(EXTRACTED ENTRIES)
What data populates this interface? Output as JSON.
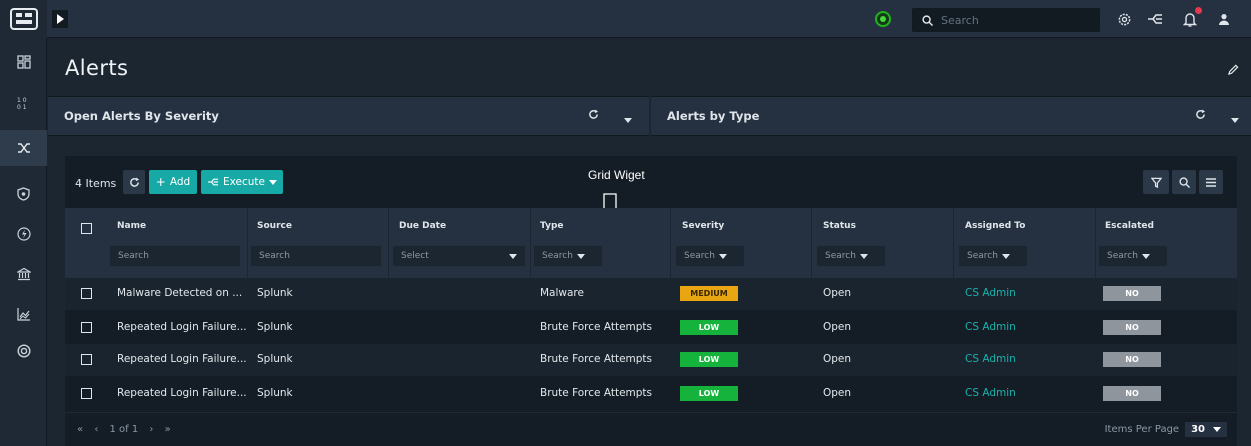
{
  "icons": {
    "logo": "logo-icon",
    "expand": "play-icon",
    "status": "status-indicator-icon",
    "search": "search-icon",
    "settings": "gear-icon",
    "workflow": "workflow-icon",
    "notifications": "bell-icon",
    "user": "user-icon",
    "edit": "pencil-icon"
  },
  "topbar": {
    "search_placeholder": "Search"
  },
  "sidebar": {
    "items": [
      {
        "name": "dashboard",
        "icon": "dashboard-icon"
      },
      {
        "name": "queue",
        "icon": "sort-icon"
      },
      {
        "name": "incidents",
        "icon": "shuffle-icon"
      },
      {
        "name": "security",
        "icon": "shield-icon"
      },
      {
        "name": "automation",
        "icon": "lightning-icon"
      },
      {
        "name": "resources",
        "icon": "bank-icon"
      },
      {
        "name": "reports",
        "icon": "chart-icon"
      },
      {
        "name": "system",
        "icon": "help-icon"
      }
    ]
  },
  "page": {
    "title": "Alerts"
  },
  "widgets": {
    "left_title": "Open Alerts By Severity",
    "right_title": "Alerts by Type"
  },
  "grid": {
    "items_label": "4 Items",
    "add_label": "Add",
    "execute_label": "Execute",
    "annotation": "Grid Wiget",
    "columns": [
      {
        "title": "Name",
        "filter": "Search"
      },
      {
        "title": "Source",
        "filter": "Search"
      },
      {
        "title": "Due Date",
        "filter": "Select"
      },
      {
        "title": "Type",
        "filter": "Search"
      },
      {
        "title": "Severity",
        "filter": "Search"
      },
      {
        "title": "Status",
        "filter": "Search"
      },
      {
        "title": "Assigned To",
        "filter": "Search"
      },
      {
        "title": "Escalated",
        "filter": "Search"
      }
    ],
    "rows": [
      {
        "name": "Malware Detected on ...",
        "source": "Splunk",
        "due": "",
        "type": "Malware",
        "severity": "MEDIUM",
        "status": "Open",
        "assigned": "CS Admin",
        "escalated": "NO"
      },
      {
        "name": "Repeated Login Failure...",
        "source": "Splunk",
        "due": "",
        "type": "Brute Force Attempts",
        "severity": "LOW",
        "status": "Open",
        "assigned": "CS Admin",
        "escalated": "NO"
      },
      {
        "name": "Repeated Login Failure...",
        "source": "Splunk",
        "due": "",
        "type": "Brute Force Attempts",
        "severity": "LOW",
        "status": "Open",
        "assigned": "CS Admin",
        "escalated": "NO"
      },
      {
        "name": "Repeated Login Failure...",
        "source": "Splunk",
        "due": "",
        "type": "Brute Force Attempts",
        "severity": "LOW",
        "status": "Open",
        "assigned": "CS Admin",
        "escalated": "NO"
      }
    ],
    "footer": {
      "page_info": "1 of 1",
      "per_page_label": "Items Per Page",
      "per_page_value": "30"
    }
  },
  "colors": {
    "accent": "#17a9a6",
    "medium": "#e8a712",
    "low": "#16b33c",
    "link": "#19b2ad"
  }
}
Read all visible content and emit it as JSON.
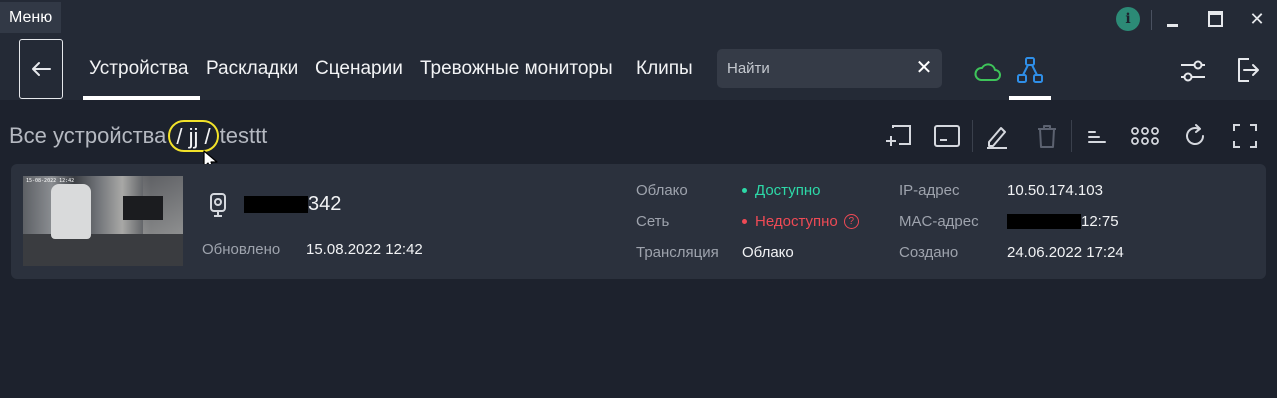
{
  "window": {
    "menu_label": "Меню",
    "info_label": "i"
  },
  "nav": {
    "tabs": [
      {
        "label": "Устройства",
        "active": true
      },
      {
        "label": "Раскладки",
        "active": false
      },
      {
        "label": "Сценарии",
        "active": false
      },
      {
        "label": "Тревожные мониторы",
        "active": false
      },
      {
        "label": "Клипы",
        "active": false
      }
    ],
    "search_placeholder": "Найти",
    "accent_cloud": "#3ec45a",
    "accent_network": "#2f8fe8"
  },
  "breadcrumb": {
    "root": "Все устройства",
    "folder": "/ jj /",
    "current": "testtt"
  },
  "toolbar_icons": [
    "add-device-icon",
    "add-folder-icon",
    "edit-icon",
    "delete-icon",
    "list-view-icon",
    "grid-view-icon",
    "refresh-icon",
    "fullscreen-icon"
  ],
  "device": {
    "name_suffix": "342",
    "updated_label": "Обновлено",
    "updated_value": "15.08.2022 12:42",
    "thumb_stamp": "15-08-2022 12:42",
    "cloud_label": "Облако",
    "cloud_value": "Доступно",
    "network_label": "Сеть",
    "network_value": "Недоступно",
    "stream_label": "Трансляция",
    "stream_value": "Облако",
    "ip_label": "IP-адрес",
    "ip_value": "10.50.174.103",
    "mac_label": "MAC-адрес",
    "mac_suffix": "12:75",
    "created_label": "Создано",
    "created_value": "24.06.2022 17:24"
  },
  "colors": {
    "background": "#1d222d",
    "topbar": "#242a36",
    "card": "#2b313d",
    "ok": "#2dd9a8",
    "error": "#ef4a55",
    "highlight": "#f2e22a"
  }
}
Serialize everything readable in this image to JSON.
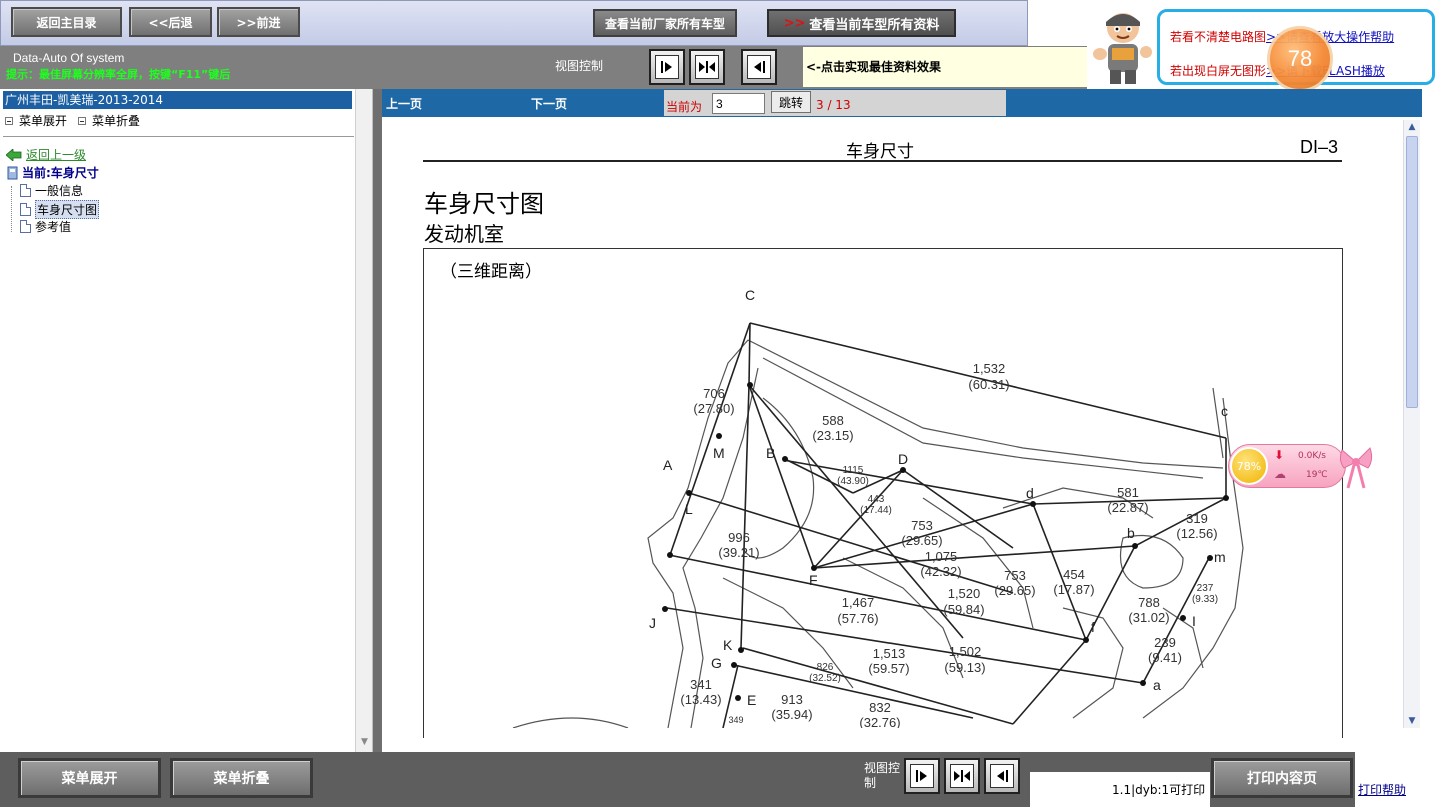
{
  "toolbar": {
    "home_label": "返回主目录",
    "back_label": "<<后退",
    "forward_label": ">>前进",
    "models_label": "查看当前厂家所有车型",
    "alldata_arrow": ">>",
    "alldata_label": "查看当前车型所有资料",
    "system_title": "Data-Auto Of system",
    "hint": "提示：最佳屏幕分辨率全屏，按键“F11”键后",
    "view_label": "视图控制",
    "view_note": "<-点击实现最佳资料效果"
  },
  "help": {
    "line1_prefix": "若看不清楚电路图",
    "line1_link": ">>请查看放大操作帮助",
    "line2_prefix": "若出现白屏无图形",
    "line2_link": ">>请下载FLASH播放",
    "badge": "78"
  },
  "sidebar": {
    "title": "广州丰田-凯美瑞-2013-2014",
    "expand_label": "菜单展开",
    "collapse_label": "菜单折叠",
    "back_up": "返回上一级",
    "current": "当前:车身尺寸",
    "items": [
      {
        "label": "一般信息",
        "selected": false
      },
      {
        "label": "车身尺寸图",
        "selected": true
      },
      {
        "label": "参考值",
        "selected": false
      }
    ]
  },
  "docnav": {
    "prev": "上一页",
    "next": "下一页",
    "current_label": "当前为",
    "page_value": "3",
    "jump": "跳转",
    "page_count": "3 / 13"
  },
  "document": {
    "section": "车身尺寸",
    "page_code": "DI–3",
    "title": "车身尺寸图",
    "subtitle": "发动机室",
    "caption": "（三维距离）",
    "point_labels": [
      "C",
      "c",
      "A",
      "M",
      "B",
      "D",
      "d",
      "L",
      "b",
      "m",
      "F",
      "J",
      "K",
      "G",
      "E",
      "I",
      "f",
      "a"
    ],
    "measurements": [
      {
        "v": "1,532",
        "in": "(60.31)"
      },
      {
        "v": "706",
        "in": "(27.80)"
      },
      {
        "v": "588",
        "in": "(23.15)"
      },
      {
        "v": "1115",
        "in": "(43.90)"
      },
      {
        "v": "443",
        "in": "(17.44)"
      },
      {
        "v": "581",
        "in": "(22.87)"
      },
      {
        "v": "319",
        "in": "(12.56)"
      },
      {
        "v": "753",
        "in": "(29.65)"
      },
      {
        "v": "996",
        "in": "(39.21)"
      },
      {
        "v": "1,075",
        "in": "(42.32)"
      },
      {
        "v": "753",
        "in": "(29.65)"
      },
      {
        "v": "454",
        "in": "(17.87)"
      },
      {
        "v": "1,520",
        "in": "(59.84)"
      },
      {
        "v": "1,467",
        "in": "(57.76)"
      },
      {
        "v": "788",
        "in": "(31.02)"
      },
      {
        "v": "237",
        "in": "(9.33)"
      },
      {
        "v": "1,513",
        "in": "(59.57)"
      },
      {
        "v": "1,502",
        "in": "(59.13)"
      },
      {
        "v": "239",
        "in": "(9.41)"
      },
      {
        "v": "826",
        "in": "(32.52)"
      },
      {
        "v": "341",
        "in": "(13.43)"
      },
      {
        "v": "913",
        "in": "(35.94)"
      },
      {
        "v": "832",
        "in": "(32.76)"
      },
      {
        "v": "349",
        "in": ""
      }
    ]
  },
  "weather": {
    "percent": "78%",
    "speed": "0.0K/s",
    "temp": "19℃"
  },
  "bottom": {
    "expand_label": "菜单展开",
    "collapse_label": "菜单折叠",
    "view_label": "视图控制",
    "print_info": "1.1|dyb:1可打印",
    "print_label": "打印内容页",
    "print_help": "打印帮助"
  },
  "colors": {
    "nav_blue": "#1e69a5",
    "toolbar_gray": "#7f7f7f",
    "bottom_gray": "#5e5e5e",
    "accent_red": "#d00000",
    "hint_green": "#1dff1d"
  }
}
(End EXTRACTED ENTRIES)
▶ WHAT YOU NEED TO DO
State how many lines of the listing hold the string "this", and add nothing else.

▶ ANSWER TO THE EXERCISE
2